**Task to carry out**
Nothing but the line holding "Enumerate this screenshot's" and the lines after it, through the end of the records, should be set down, each exactly as it is.

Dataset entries
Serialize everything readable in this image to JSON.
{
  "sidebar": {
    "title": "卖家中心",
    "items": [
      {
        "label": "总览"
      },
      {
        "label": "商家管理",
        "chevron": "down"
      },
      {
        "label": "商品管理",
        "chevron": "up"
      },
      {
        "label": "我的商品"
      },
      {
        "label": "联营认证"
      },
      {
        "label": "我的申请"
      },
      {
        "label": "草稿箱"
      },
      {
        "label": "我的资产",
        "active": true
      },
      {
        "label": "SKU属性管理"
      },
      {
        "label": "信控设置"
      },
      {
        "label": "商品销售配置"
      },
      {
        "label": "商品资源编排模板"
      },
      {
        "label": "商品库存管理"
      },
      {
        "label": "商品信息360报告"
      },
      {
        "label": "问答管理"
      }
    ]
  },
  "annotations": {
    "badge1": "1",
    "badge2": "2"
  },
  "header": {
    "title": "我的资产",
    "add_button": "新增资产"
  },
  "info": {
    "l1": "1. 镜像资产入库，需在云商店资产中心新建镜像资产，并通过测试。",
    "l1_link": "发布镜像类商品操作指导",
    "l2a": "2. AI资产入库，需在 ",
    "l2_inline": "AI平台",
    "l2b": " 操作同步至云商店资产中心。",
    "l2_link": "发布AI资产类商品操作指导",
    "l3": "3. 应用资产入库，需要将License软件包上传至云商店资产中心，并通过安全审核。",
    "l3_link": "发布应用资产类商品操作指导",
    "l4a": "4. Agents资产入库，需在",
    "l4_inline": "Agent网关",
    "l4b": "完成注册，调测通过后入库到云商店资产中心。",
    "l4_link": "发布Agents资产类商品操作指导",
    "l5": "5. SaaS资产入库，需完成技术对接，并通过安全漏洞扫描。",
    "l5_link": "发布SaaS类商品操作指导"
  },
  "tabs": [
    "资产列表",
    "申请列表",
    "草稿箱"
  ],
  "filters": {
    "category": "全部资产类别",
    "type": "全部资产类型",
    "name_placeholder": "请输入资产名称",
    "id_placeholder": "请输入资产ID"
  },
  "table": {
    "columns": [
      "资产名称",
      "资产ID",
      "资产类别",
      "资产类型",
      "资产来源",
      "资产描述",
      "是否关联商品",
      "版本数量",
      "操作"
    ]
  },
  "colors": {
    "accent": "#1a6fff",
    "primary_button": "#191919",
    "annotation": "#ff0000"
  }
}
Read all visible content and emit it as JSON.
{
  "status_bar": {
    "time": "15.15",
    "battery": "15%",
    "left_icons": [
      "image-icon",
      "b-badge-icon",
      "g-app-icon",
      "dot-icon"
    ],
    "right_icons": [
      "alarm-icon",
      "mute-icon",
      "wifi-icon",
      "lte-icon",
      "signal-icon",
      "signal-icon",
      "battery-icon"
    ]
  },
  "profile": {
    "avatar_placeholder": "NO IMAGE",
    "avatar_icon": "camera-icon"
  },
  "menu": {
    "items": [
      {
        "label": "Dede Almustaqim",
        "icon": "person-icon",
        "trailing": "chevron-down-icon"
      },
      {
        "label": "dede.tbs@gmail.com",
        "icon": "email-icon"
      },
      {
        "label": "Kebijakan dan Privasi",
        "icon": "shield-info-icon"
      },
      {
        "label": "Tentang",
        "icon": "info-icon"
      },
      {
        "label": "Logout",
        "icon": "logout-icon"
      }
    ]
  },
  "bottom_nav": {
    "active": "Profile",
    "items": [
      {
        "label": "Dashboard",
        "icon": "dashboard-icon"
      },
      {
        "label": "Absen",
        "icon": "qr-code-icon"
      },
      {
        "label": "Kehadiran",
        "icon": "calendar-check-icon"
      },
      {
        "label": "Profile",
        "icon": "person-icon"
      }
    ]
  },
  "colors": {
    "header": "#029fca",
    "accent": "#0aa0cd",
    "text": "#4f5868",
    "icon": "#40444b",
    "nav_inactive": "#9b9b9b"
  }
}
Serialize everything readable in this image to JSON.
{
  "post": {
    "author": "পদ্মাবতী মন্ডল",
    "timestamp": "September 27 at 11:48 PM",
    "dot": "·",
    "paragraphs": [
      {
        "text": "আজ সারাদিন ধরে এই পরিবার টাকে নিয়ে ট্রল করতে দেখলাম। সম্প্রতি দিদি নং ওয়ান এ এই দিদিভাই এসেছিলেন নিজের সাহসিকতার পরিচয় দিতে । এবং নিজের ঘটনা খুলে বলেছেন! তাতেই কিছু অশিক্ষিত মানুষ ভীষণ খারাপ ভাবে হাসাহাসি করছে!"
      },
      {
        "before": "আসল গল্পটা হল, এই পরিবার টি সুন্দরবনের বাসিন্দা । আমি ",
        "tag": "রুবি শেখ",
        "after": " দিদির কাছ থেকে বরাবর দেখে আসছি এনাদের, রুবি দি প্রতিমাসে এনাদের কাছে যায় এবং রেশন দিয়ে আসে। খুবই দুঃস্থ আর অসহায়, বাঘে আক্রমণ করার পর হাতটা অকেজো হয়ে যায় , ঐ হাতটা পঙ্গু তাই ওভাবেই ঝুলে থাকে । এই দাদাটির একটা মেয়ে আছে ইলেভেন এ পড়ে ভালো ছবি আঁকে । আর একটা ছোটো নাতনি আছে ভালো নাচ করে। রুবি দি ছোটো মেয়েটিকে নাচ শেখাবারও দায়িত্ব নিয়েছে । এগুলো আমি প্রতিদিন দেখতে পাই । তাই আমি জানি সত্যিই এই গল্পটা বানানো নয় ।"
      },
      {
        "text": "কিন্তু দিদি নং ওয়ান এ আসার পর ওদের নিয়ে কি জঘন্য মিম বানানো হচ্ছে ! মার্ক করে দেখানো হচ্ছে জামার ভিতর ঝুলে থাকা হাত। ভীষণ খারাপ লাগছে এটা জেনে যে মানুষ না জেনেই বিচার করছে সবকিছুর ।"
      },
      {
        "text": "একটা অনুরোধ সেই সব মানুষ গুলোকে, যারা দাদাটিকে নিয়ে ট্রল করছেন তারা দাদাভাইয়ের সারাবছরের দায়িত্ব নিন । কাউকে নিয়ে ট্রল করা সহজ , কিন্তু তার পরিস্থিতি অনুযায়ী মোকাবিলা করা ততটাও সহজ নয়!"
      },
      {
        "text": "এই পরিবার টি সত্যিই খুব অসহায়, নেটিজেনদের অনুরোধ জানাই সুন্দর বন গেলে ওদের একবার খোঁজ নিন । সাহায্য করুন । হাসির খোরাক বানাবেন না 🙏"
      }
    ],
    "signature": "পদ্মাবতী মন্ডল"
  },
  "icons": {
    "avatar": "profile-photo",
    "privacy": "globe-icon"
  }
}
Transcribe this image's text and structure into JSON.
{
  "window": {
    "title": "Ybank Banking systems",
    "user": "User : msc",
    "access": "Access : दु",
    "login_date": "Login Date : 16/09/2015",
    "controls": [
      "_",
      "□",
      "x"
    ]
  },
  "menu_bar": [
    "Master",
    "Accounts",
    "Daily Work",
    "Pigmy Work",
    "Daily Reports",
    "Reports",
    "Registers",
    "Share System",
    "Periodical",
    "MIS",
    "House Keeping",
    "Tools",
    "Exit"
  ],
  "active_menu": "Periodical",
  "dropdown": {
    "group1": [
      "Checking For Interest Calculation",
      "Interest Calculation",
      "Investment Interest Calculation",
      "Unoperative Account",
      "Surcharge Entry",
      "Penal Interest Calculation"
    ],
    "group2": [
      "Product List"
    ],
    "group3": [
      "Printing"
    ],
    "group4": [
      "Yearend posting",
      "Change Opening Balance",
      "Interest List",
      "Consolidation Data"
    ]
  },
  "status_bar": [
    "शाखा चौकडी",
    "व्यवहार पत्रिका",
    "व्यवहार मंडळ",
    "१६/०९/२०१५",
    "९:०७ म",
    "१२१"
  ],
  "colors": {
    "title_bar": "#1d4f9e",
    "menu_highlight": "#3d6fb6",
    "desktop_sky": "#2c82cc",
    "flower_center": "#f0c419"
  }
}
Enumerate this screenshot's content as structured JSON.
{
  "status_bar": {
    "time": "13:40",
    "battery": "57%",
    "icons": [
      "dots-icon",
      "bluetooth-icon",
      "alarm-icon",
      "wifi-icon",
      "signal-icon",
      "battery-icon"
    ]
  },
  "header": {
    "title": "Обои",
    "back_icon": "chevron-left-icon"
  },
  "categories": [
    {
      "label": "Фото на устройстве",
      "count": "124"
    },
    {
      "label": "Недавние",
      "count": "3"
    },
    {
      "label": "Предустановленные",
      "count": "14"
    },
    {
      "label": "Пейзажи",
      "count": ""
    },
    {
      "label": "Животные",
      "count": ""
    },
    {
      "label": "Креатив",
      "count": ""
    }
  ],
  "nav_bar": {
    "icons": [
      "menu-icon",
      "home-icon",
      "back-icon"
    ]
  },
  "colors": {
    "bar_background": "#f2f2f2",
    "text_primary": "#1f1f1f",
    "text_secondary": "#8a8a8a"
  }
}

**Problem solution**
Enumerate this screenshot's content as structured JSON.
{
  "status_bar": {
    "time": "13:40",
    "battery": "57%",
    "icons": [
      "dots-icon",
      "bluetooth-icon",
      "alarm-icon",
      "wifi-icon",
      "signal-icon",
      "battery-icon"
    ]
  },
  "header": {
    "title": "Обои",
    "back_icon": "chevron-left-icon"
  },
  "categories": [
    {
      "label": "Фото на устройстве",
      "count": "124"
    },
    {
      "label": "Недавние",
      "count": "3"
    },
    {
      "label": "Предустановленные",
      "count": "14"
    },
    {
      "label": "Пейзажи",
      "count": ""
    },
    {
      "label": "Животные",
      "count": ""
    },
    {
      "label": "Креатив",
      "count": ""
    }
  ],
  "nav_bar": {
    "icons": [
      "menu-icon",
      "home-icon",
      "back-icon"
    ]
  },
  "colors": {
    "bar_background": "#f2f2f2",
    "text_primary": "#1f1f1f",
    "text_secondary": "#8a8a8a"
  }
}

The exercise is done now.